**WHAT YOU HAVE TO DO:** Among the records, which lines include "JSON"? List them.

== RECORDS PROVIDED

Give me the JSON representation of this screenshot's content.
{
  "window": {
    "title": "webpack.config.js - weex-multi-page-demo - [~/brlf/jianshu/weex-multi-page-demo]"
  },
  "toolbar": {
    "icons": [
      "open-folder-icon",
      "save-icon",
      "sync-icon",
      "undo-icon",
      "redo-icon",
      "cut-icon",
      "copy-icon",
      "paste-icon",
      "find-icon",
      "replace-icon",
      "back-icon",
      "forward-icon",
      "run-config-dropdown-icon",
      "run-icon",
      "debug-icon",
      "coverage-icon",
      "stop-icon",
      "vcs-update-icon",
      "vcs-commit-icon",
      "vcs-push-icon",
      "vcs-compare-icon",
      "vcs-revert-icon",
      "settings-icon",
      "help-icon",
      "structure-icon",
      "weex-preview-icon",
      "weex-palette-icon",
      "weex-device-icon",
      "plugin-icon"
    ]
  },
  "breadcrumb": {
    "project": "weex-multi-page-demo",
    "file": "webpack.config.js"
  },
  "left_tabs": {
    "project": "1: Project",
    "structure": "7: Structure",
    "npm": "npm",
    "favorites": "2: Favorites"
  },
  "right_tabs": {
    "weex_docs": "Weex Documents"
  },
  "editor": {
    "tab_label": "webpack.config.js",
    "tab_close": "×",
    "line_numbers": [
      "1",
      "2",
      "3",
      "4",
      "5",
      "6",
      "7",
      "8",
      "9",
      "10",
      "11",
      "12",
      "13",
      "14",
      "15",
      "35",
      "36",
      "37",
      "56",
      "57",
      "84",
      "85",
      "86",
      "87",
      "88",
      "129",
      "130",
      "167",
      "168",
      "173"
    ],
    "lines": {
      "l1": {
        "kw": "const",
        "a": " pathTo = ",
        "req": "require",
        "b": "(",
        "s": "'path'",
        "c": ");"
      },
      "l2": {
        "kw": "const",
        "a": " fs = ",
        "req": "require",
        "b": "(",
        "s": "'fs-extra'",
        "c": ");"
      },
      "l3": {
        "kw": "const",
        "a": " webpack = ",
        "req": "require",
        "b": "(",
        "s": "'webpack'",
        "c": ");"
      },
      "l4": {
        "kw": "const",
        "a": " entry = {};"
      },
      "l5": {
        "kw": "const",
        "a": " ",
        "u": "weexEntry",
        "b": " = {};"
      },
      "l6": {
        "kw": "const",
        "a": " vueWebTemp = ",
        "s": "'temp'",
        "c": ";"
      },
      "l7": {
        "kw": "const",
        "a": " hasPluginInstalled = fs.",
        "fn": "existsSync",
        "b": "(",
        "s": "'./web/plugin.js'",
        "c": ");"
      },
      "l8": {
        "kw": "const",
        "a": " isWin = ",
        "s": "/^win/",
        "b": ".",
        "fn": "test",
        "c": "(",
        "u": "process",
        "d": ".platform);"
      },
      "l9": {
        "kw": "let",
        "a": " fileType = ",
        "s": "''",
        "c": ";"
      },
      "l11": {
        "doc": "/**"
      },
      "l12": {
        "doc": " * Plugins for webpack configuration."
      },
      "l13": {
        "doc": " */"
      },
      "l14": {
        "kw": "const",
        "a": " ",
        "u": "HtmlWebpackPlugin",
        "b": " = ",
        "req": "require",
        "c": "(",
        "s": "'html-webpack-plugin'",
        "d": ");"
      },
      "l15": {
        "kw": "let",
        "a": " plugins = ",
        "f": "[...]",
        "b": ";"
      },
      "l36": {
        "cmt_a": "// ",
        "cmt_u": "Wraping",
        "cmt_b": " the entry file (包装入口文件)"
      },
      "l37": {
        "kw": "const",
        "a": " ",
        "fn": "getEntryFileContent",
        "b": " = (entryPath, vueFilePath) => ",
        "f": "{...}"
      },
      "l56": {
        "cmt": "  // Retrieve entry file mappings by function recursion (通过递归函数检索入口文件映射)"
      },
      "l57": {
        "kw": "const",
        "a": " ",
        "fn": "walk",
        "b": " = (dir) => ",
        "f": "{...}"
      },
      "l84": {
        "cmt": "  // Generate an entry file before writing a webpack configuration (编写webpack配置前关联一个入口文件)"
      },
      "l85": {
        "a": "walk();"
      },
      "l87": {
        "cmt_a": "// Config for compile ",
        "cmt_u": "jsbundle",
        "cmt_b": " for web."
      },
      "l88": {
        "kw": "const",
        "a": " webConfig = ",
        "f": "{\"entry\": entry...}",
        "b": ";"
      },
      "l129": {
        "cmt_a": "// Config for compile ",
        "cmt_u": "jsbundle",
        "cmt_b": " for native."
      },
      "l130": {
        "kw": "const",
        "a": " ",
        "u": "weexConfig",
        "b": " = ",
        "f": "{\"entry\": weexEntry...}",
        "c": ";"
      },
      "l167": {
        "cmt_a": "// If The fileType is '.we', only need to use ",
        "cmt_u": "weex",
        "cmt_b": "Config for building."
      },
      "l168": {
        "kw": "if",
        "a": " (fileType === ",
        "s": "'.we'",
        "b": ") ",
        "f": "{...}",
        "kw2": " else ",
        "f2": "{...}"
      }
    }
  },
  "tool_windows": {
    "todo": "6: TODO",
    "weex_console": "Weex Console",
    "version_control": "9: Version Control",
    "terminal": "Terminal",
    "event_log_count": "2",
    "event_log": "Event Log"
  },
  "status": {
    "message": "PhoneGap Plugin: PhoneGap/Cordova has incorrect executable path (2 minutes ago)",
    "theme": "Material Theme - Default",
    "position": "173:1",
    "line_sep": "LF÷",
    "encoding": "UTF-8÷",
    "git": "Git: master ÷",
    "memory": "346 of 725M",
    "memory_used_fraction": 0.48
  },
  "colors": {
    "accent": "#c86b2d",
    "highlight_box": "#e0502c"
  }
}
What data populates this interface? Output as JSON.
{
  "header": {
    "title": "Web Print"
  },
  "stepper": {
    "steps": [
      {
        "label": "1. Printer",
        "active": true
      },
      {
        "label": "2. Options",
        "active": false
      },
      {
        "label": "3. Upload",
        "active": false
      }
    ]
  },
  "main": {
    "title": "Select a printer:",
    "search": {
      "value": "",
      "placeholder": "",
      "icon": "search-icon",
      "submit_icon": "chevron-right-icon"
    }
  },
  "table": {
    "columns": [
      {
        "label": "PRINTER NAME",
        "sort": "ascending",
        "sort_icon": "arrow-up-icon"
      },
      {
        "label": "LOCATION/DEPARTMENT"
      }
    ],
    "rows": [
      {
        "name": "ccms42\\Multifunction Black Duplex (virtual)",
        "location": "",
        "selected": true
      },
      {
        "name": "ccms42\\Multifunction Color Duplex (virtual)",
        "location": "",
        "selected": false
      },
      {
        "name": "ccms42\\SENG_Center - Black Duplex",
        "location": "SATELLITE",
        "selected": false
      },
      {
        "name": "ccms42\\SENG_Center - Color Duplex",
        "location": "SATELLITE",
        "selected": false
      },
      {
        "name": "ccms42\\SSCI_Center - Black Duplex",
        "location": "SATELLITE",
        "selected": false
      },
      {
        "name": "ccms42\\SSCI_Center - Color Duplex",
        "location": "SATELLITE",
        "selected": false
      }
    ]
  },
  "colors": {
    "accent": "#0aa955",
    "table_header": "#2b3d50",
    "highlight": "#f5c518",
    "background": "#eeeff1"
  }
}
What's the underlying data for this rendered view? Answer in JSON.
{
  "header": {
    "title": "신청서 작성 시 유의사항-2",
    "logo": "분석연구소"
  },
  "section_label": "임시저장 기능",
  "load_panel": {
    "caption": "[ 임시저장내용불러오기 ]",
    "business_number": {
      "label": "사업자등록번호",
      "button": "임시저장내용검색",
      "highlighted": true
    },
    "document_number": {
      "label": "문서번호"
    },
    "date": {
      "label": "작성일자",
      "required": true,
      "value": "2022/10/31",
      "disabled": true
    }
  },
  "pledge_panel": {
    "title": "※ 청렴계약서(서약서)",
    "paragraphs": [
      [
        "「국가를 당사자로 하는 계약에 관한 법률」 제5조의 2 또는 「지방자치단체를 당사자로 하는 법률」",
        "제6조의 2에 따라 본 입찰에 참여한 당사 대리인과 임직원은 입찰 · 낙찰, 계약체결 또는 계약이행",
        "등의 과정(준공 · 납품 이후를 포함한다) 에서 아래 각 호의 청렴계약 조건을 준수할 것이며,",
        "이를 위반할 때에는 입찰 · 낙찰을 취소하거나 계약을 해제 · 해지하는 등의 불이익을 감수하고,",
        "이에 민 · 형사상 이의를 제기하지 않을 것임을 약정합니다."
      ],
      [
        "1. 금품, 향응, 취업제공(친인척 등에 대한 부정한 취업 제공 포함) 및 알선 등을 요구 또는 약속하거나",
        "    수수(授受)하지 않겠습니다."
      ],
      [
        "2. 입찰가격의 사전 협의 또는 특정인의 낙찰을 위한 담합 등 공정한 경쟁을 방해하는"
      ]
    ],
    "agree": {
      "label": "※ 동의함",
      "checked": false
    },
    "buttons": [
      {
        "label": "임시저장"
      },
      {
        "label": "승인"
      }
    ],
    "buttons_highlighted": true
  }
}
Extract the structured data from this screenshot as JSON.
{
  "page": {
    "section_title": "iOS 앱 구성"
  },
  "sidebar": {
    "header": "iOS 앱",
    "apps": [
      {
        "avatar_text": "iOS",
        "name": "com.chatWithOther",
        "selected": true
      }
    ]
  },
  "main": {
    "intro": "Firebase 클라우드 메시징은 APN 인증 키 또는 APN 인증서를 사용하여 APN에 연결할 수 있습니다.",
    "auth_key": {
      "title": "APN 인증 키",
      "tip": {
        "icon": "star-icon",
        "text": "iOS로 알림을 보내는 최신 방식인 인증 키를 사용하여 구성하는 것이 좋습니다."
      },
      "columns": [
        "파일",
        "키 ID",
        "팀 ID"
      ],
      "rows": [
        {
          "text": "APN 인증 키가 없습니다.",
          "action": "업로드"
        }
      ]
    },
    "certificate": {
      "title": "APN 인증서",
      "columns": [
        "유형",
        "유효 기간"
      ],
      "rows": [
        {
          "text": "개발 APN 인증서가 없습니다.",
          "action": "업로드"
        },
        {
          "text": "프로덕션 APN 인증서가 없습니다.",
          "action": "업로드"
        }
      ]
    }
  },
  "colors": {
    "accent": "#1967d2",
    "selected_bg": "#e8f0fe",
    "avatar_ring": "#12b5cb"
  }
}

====

**WRITTEN SOLUTION:**
Give me the JSON representation of this screenshot's content.
What data populates this interface? Output as JSON.
What's the underlying data for this rendered view? Answer in JSON.
Extract the structured data from this screenshot as JSON.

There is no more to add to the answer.